Vidyya Medical News Servicesm
Vidyya, from the Sanskrit "vaidya," a practitioner who has come to understand the science of life.

Volume 1 Published - 14:00 UTC    08:00 EST    11-December-2000      
Issue 242 Next Update - 14:00 UTC 08:00 EST    12-December-2000      

Vidyya Home  Vidyya

Home Of Our Sponsor, Vidyya.  Vidyya. Home

Vidyya Archives  Vidyya Archives

Search Vidyya  Search Vidyya

Visit Our Library  Ex Libris

Subscribe To Our News Service  Subscriptions

All About Us  About Vidyya



















Back To Vidyya Macular Degeneration Associated With Smoking, Hypertension And Antacid Use

Results of Study Found In The December Issue Of Ophthalmology

The latest report from the Age-Related Eye Disease Study (AREDS) in the December issue of Ophthalmology, the journal of the American Academy of Ophthalmology, emphasizes the association of smoking and hypertension with development of macular degeneration. The study also calls for further investigation of the apparent association between antacid and thyroid hormone use and macular degeneration.

Academy spokesperson Paul Sternberg, Jr., MD, said, "This study is a welcome addition to our growing understanding of macular degeneration, and it suggests interesting avenues for further research in this increasingly important area of ophthalmology."

Macular degeneration (AMD) occurs when the macula -- the small area at the back of the eye that allows central, detailed vision -- is damaged or breaks down. The two types of AMD are dry (or atrophic) and wet (or exudative), also called neovascular AMD. Approximately 90 percent of people with AMD have the dry form, which is caused by aging and thinning of the macula. There is no known cure for dry AMD, although some researchers advocate a nutritional approach, which AREDS will address in a subsequent report.
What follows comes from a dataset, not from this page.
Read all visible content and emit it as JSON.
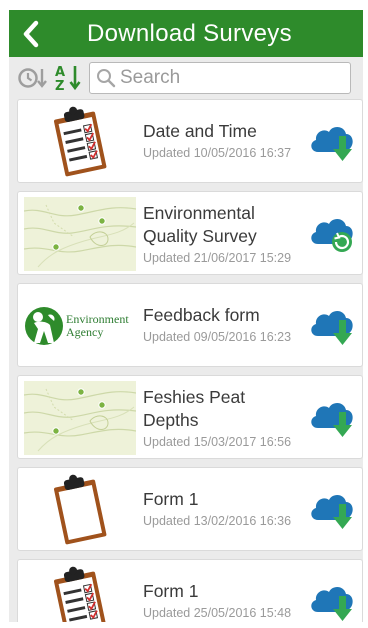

Although only ten percent of people with AMD have the wet form, it is this form that causes 90 percent of visual impairment from AMD. Wet AMD is characterized by the growth of abnormal retinal blood vessels that leak blood or fluid, causing rapid and severe central vision loss. Both types of AMD are often indicated by the presence of drusen, white protein deposits on the retina, and retinal pigment epithelial (RPE) abnormalities.

AREDS, supported by contracts from the National Eye Institute, is an ongoing multi-center longitudinal study of risk factors for AMD and cataracts. Eleven retinal specialty clinics studied 4,519 people, 60 to 80 years of age, from 1992 to 1998. The major AREDS findings are:

  • -- Smoking is associated with the more severe forms of AMD.
  • -- Hypertension is associated with large drusen or neovascular AMD.
  • -- Use of thyroid hormones and antacids is associated with geographic atrophy (dry AMD). This finding needs more study.
  • -- Use of hydrochlorothiazide diuretics or presence of arthritis is associated with one or more large drusen or extensive intermediate drusen. This finding needs more study.
  • -- Hyperopic (farsighted) refractive error is associated with more extensive drusen and neovascular AMD.
  • -- Higher body mass index (BMI), a measure of obesity, is associated with neovascular AMD.
  • -- Wet AMD occurs more frequently in whites than in nonwhites.
  • -- Lens opcacity may be associated with large drusen or the presence of neovascular disease.
  • -- College graduates are significantly less likely to develop AMD than those with a high school education or less.

Vidyya. Home |  Ex Libris |  Vidyya  | 
Subscription Information |  About Vidyya |  Vidyya Archives | 

Vidyya Home |  Home Of Our Sponsor, Vidyya. | Vidyya Archives | Search Vidyya  | Visit Our Library | Subscribe To Our News Service | All About Us | Get Vidyya For Your Website
Editor: Susan K. Boyer, RN
© Vidyya. All rights reserved.